The best thing about making theater in New York is meeting people who make theater in New York. In the few short years I’ve been making work here, I’ve been privileged enough to collaborate with dozens of incredibly talented individuals, not a dud among them!
This one is no exception.
Anne danced her way into my life at an audition for my theater company’s show Readymade Cabaret (no, literally, she danced… we made them DANCE at auditions even though it was a theater performance. To this day I assume she’s a professional dancer – right, Anne?) and I have been desperate to keep her here (in my life) ever since! Not only is she a wickedly talented actress, she’s also become a dear friend, and I count myself very, very lucky to know her.
I easily could have made Type What Now a solo show, and forced you all to stare at my face for 90 minutes, but to be honest, that was never really on the table. From the moment I visualized the play, I knew I wanted someone else for you guys to look at. And let’s face it, she’s pretty easy on the eyes 😉
OK, I promise I’m done being a mega objectifying creep. To be honest, what I love most about Anne is how versatile and game for anything she is. We really put her through the ringer in Readymade Cabaret (see above photos!!) — she played a rat, Oedipus, and about a million other characters, and when she wasn’t doing that, we had her standing on a chair, leaning awkwardly against a column.
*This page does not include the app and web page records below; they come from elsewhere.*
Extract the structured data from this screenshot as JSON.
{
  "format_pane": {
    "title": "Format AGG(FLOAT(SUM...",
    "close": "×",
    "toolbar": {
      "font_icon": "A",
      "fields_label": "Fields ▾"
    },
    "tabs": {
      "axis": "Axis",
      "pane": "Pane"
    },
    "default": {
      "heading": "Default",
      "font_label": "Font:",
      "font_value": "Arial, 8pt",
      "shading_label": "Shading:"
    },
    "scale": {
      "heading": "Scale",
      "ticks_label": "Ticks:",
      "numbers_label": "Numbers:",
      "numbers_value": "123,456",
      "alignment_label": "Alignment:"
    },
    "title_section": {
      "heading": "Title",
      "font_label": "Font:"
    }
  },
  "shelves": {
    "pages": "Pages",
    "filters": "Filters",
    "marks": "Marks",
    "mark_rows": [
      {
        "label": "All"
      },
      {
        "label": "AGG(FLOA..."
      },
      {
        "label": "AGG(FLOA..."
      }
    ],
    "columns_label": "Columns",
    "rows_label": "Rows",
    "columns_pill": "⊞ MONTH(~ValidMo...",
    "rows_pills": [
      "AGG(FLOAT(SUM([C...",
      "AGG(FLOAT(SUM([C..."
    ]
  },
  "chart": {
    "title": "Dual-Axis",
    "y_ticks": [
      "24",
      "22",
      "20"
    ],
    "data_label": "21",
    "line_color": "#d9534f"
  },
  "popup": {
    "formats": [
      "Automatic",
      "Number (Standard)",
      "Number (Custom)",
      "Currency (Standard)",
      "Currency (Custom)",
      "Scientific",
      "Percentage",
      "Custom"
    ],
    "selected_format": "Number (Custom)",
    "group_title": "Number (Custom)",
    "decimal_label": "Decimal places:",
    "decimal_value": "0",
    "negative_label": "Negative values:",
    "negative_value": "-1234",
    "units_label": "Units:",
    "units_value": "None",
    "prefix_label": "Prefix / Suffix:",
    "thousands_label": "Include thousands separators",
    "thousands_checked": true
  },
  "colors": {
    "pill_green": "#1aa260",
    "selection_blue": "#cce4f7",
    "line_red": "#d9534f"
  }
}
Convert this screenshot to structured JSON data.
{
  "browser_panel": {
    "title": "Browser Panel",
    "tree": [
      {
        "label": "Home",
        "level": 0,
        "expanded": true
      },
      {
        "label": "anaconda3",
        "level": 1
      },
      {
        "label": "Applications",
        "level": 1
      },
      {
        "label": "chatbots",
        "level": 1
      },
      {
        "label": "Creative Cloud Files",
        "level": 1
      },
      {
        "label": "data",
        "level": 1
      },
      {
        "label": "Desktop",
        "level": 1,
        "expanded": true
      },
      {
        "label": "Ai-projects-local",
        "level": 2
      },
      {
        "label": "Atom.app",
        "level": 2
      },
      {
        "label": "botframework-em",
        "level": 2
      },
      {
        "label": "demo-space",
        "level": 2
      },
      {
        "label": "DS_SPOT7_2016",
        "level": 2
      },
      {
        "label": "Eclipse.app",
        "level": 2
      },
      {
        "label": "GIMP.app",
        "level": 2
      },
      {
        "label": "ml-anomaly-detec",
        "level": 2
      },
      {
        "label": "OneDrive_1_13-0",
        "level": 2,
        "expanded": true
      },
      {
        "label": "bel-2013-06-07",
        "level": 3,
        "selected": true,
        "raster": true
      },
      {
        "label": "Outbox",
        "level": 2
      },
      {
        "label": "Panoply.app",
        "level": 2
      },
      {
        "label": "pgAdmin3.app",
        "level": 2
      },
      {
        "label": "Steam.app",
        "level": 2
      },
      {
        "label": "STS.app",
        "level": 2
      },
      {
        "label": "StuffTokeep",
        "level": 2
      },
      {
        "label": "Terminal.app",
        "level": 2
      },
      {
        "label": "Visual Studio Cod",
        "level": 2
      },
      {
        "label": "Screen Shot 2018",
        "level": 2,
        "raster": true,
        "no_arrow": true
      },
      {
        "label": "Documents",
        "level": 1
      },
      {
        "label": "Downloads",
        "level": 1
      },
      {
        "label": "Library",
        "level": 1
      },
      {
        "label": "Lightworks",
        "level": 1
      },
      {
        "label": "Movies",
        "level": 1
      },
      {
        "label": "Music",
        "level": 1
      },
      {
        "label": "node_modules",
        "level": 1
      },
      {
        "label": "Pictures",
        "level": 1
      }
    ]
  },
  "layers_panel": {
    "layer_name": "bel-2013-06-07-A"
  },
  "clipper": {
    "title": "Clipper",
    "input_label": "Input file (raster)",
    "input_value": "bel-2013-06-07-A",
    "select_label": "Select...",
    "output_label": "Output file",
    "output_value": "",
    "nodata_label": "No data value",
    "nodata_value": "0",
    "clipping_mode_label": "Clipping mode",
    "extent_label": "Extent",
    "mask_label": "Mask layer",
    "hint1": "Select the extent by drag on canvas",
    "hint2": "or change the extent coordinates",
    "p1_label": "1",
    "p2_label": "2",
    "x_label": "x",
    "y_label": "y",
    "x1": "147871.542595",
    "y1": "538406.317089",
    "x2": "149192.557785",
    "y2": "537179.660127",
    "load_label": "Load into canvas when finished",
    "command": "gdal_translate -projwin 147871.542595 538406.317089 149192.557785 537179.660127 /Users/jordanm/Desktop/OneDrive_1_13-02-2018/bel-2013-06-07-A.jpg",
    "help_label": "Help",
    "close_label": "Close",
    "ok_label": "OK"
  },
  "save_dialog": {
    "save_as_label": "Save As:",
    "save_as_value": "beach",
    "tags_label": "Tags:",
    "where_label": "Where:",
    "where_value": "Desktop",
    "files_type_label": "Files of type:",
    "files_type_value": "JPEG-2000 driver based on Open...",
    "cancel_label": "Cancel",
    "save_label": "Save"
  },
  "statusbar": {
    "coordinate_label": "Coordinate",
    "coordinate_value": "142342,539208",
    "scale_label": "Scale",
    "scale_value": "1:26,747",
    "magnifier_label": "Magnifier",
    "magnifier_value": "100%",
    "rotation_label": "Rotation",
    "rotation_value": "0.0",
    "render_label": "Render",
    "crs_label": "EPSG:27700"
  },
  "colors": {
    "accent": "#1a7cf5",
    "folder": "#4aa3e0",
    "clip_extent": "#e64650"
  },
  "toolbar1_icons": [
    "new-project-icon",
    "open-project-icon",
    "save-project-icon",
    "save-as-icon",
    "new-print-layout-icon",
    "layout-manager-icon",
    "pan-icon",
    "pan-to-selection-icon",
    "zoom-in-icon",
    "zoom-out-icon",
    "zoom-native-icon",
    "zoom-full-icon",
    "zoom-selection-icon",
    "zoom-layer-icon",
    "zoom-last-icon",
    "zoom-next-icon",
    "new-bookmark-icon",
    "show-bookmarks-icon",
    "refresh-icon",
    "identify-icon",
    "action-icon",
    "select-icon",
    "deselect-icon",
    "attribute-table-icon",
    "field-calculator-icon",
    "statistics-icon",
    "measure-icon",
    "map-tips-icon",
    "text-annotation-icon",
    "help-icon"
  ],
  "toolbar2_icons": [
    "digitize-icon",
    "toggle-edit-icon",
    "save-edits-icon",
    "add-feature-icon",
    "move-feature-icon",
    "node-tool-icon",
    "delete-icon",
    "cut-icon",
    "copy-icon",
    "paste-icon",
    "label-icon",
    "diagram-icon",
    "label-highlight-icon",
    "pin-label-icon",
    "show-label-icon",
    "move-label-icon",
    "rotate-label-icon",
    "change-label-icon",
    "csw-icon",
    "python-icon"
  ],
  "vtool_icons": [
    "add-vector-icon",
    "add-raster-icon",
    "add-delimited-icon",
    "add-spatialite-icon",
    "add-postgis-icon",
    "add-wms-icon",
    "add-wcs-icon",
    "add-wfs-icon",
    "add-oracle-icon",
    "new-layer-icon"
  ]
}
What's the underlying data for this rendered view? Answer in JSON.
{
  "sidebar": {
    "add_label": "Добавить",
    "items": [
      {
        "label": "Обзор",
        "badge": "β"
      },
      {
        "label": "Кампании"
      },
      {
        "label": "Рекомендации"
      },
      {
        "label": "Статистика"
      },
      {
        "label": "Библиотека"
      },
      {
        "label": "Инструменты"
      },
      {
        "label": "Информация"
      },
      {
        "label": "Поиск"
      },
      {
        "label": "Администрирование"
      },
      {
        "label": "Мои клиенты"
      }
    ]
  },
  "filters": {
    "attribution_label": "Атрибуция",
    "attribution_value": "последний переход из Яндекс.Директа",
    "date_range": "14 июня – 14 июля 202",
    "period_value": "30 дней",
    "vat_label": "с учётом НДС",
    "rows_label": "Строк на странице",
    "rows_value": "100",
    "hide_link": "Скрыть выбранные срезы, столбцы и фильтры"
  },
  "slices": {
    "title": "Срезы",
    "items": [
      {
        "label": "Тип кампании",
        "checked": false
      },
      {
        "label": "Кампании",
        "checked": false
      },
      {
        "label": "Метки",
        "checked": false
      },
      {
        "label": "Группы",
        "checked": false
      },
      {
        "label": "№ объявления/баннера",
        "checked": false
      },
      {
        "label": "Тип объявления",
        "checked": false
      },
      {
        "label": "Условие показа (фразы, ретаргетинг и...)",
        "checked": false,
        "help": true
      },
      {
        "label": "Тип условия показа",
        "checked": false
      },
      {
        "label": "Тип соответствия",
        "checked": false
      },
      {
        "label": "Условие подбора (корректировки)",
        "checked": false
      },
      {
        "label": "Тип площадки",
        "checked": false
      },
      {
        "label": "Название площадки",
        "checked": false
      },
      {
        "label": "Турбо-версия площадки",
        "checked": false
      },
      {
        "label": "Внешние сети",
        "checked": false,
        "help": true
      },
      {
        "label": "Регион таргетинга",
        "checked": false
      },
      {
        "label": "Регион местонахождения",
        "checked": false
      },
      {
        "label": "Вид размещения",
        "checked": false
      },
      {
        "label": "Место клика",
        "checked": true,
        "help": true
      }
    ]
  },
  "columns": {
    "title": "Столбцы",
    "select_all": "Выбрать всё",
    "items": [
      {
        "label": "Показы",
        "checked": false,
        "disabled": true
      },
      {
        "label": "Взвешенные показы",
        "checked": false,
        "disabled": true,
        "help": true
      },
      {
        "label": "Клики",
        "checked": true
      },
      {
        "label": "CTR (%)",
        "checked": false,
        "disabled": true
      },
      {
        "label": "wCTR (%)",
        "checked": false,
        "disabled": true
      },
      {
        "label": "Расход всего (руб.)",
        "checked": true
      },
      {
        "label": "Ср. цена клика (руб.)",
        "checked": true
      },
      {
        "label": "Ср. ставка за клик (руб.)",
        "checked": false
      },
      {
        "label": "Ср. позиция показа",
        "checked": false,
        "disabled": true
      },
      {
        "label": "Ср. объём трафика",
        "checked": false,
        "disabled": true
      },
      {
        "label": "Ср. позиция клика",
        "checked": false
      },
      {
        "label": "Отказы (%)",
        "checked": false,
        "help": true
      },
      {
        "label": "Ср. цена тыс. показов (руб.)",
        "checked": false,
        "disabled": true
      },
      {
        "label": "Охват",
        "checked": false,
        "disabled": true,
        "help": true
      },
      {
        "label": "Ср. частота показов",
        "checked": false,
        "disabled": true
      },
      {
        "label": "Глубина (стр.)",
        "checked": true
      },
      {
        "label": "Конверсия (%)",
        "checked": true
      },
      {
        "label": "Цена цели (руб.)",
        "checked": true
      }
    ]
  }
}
And dang, did she make it look effortless.
I haven’t made it any easier on her for Type What Now — I was working on the program this afternoon and spent a good deal of time wondering how to bill her — right now, her “character” is listed as “Everyone Else”. That’s right – I play myself, and Anne plays LITERALLY EVERYONE ELSE. I haven’t counted all of her roles, but she’s got a lot, and she’ll be acting her tail off in order to populate my story.
Behold one of the ridiculous texts I send to Anne at a frequency that is embarrassing to admit:
Who else could you send that to, and have them answer you “No problem!” (which she did, by the way).
This play is not easy for me. I haven’t acted in…oh, years (with one exception made for someone I love very dearly), and this material literally could not be more painful to present. Quite frankly, I don’t know if I could make it alone onstage, doing this thing by myself. As I’ve woken up in cold sweats about this project over the last few weeks (no joke), one of the few moments of relief I have is remembering that, when it comes to standing on that stage, I WONT be alone: I’ve got someone I love and trust very much backing me up. Hey, if worst comes to worst and I pee myself and run offstage in shame/horror, Anne can just explain that diabetes does that to actors (no, really… err…I promise…) and then smile at you all until you forgive me.